The male and female cubs — whom the soldiers named Scout and Patch — were released on the grounds of the Ethiopian president's official residence after their 680-mile journey from the eastern hamlet of Gode.

"This is the first kind of rescue of animals, let alone cheetahs, that we have done," said Sgt. Leah Cobble, 26, of Washington, as she cuddled the two purring cubs on the runway of Bole International Airport before handing them to government veterinarian Fekadu Shiferaw.

The saga of the cubs started last month when U.S. counterterrorism troops, carrying out humanitarian work in the Gode region, discovered the animals' owner was keeping them tied up with ropes around their necks at his restaurant and forcing them to fight each other for the amusement of patrons and village children. One cub is blind in one eye.

The soldiers alerted the Ethiopian government and a U.S.-based cheetah rescue organization, drawing international attention to the cubs' plight. They also tried to persuade restaurant owner Mohamed Hudle to hand over the cubs, but he wanted $1,000 for each animal — 10 times the average income in this impoverished nation of 77 million people.

Fekadu, the veterinarian, intervened. He flew to the village Saturday, confiscated the cubs, and handed them over to U.S. forces for Tuesday's transport. The vet said Mohamed was not paid for the animals and that both had received antibiotic treatment and appeared in good health.

"Had we not had the help of the U.S. military, it would not have been possible to rescue these animals," Fekadu said after arriving with the cubs aboard the U.S. plane.

The cheetah is endangered worldwide because of loss of habitat, poaching and other factors, according to the Ohio-based Cheetah Conservation Fund.
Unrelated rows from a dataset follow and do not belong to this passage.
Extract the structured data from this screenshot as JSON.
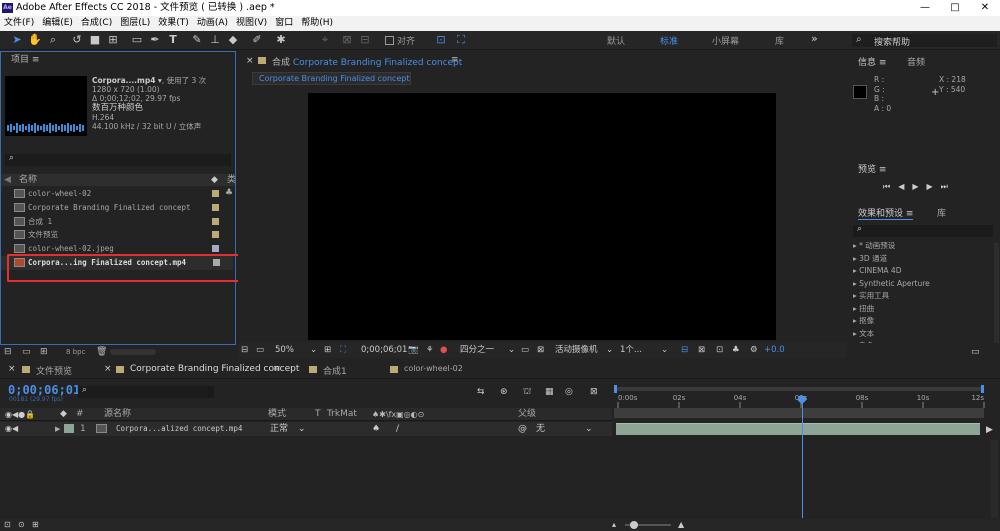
{
  "window": {
    "title": "Adobe After Effects CC 2018 - 文件预览 ( 已转换 ) .aep *",
    "minimize": "—",
    "maximize": "□",
    "close": "✕"
  },
  "menu": [
    "文件(F)",
    "编辑(E)",
    "合成(C)",
    "图层(L)",
    "效果(T)",
    "动画(A)",
    "视图(V)",
    "窗口",
    "帮助(H)"
  ],
  "toolbar": {
    "snap_label": "对齐",
    "workspaces": [
      "默认",
      "标准",
      "小屏幕",
      "库"
    ],
    "active_workspace": "标准",
    "search_placeholder": "搜索帮助",
    "more": "»"
  },
  "project": {
    "tab": "项目",
    "preview_name": "Corpora....mp4 ▾",
    "used": ", 使用了 3 次",
    "dims": "1280 x 720 (1.00)",
    "duration": "Δ 0;00;12;02, 29.97 fps",
    "color": "数百万种颜色",
    "codec": "H.264",
    "audio": "44.100 kHz / 32 bit U / 立体声",
    "search_placeholder": "",
    "col_name": "名称",
    "col_type": "类",
    "items": [
      {
        "name": "color-wheel-02",
        "swatch": "#bba976"
      },
      {
        "name": "Corporate Branding  Finalized concept",
        "swatch": "#bba976"
      },
      {
        "name": "合成 1",
        "swatch": "#bba976"
      },
      {
        "name": "文件预览",
        "swatch": "#bba976"
      },
      {
        "name": "color-wheel-02.jpeg",
        "swatch": "#a7a7c7"
      },
      {
        "name": "Corpora...ing  Finalized concept.mp4",
        "swatch": "#aaaaaa",
        "selected": true
      }
    ],
    "bpc": "8 bpc"
  },
  "comp": {
    "tab_prefix": "合成",
    "tab_name": "Corporate Branding  Finalized concept",
    "subtab": "Corporate Branding  Finalized concept",
    "zoom": "50%",
    "timecode": "0;00;06;01",
    "resolution": "四分之一",
    "camera": "活动摄像机",
    "views": "1个...",
    "exposure": "+0.0"
  },
  "info": {
    "tab1": "信息",
    "tab2": "音频",
    "r": "R :",
    "g": "G :",
    "b": "B :",
    "a": "A :  0",
    "x": "X : 218",
    "y": "Y : 540"
  },
  "preview": {
    "tab": "预览"
  },
  "effects": {
    "tab1": "效果和预设",
    "tab2": "库",
    "items": [
      "▸ * 动画预设",
      "▸ 3D 通道",
      "▸ CINEMA 4D",
      "▸ Synthetic Aperture",
      "▸ 实用工具",
      "▸ 扭曲",
      "▸ 抠像",
      "▸ 文本",
      "▸ 杂色"
    ]
  },
  "timeline": {
    "tabs": [
      "文件预览",
      "Corporate Branding  Finalized concept",
      "合成1",
      "color-wheel-02"
    ],
    "timecode": "0;00;06;01",
    "frames": "00181 (29.97 fps)",
    "col_name": "源名称",
    "col_mode": "模式",
    "col_t": "T",
    "col_trkmat": "TrkMat",
    "col_parent": "父级",
    "layer": {
      "num": "1",
      "name": "Corpora...alized concept.mp4",
      "mode": "正常",
      "parent": "无"
    },
    "ruler": [
      "0:00s",
      "02s",
      "04s",
      "06s",
      "08s",
      "10s",
      "12s"
    ],
    "playhead_seconds": 6.03,
    "duration_seconds": 12.07
  },
  "colors": {
    "accent": "#4a8fe8",
    "selection_box": "#e03030",
    "layer_bar": "#8ca597"
  }
}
Keeping wild animals is illegal without a license, but Ethiopia's wildlife laws are rarely enforced. Fekadu said the cubs eventually may have been sent to the Middle East as part of the wildlife trafficking trade in this part of Africa.

Mohamed said he bought the cubs from poachers who had kicked the female cub — Patch — in the face, blinding her.

The cubs will now live at the National Palace, home to President Girma Woldegirogis, along with three rescued lions and some vervet monkeys.

But palace animal keeper Kura Tulu said financial help may be needed to give the cubs the best of care. There is only an annual budget of $3,500 to look after all the animals at the palace, Kura said.

U.S. soldiers in the Horn of Africa are part of a task force that provides intelligence-gathering help to countries in the region, tries to bolster cooperation and border protection, and carries out humanitarian projects — digging wells, building bridges, helping construct schools — aimed at improving the U.S. military's image among Muslims.

"This is not the usual kind of support we offer," Cobble said of the cheetah rescue. "This was a way to support the Ethiopian authorities and local leaders and we were happy to do that. It has turned out very well for everyone, but mostly the cheetahs."

Soldiers said the cheetahs, riding in a cardboard box, purred throughout their 1 1/2-hour flight from Gode.

"The cheetahs really brought the soft side out in the troops," Cobble said. "They were all cooing over the cats like children."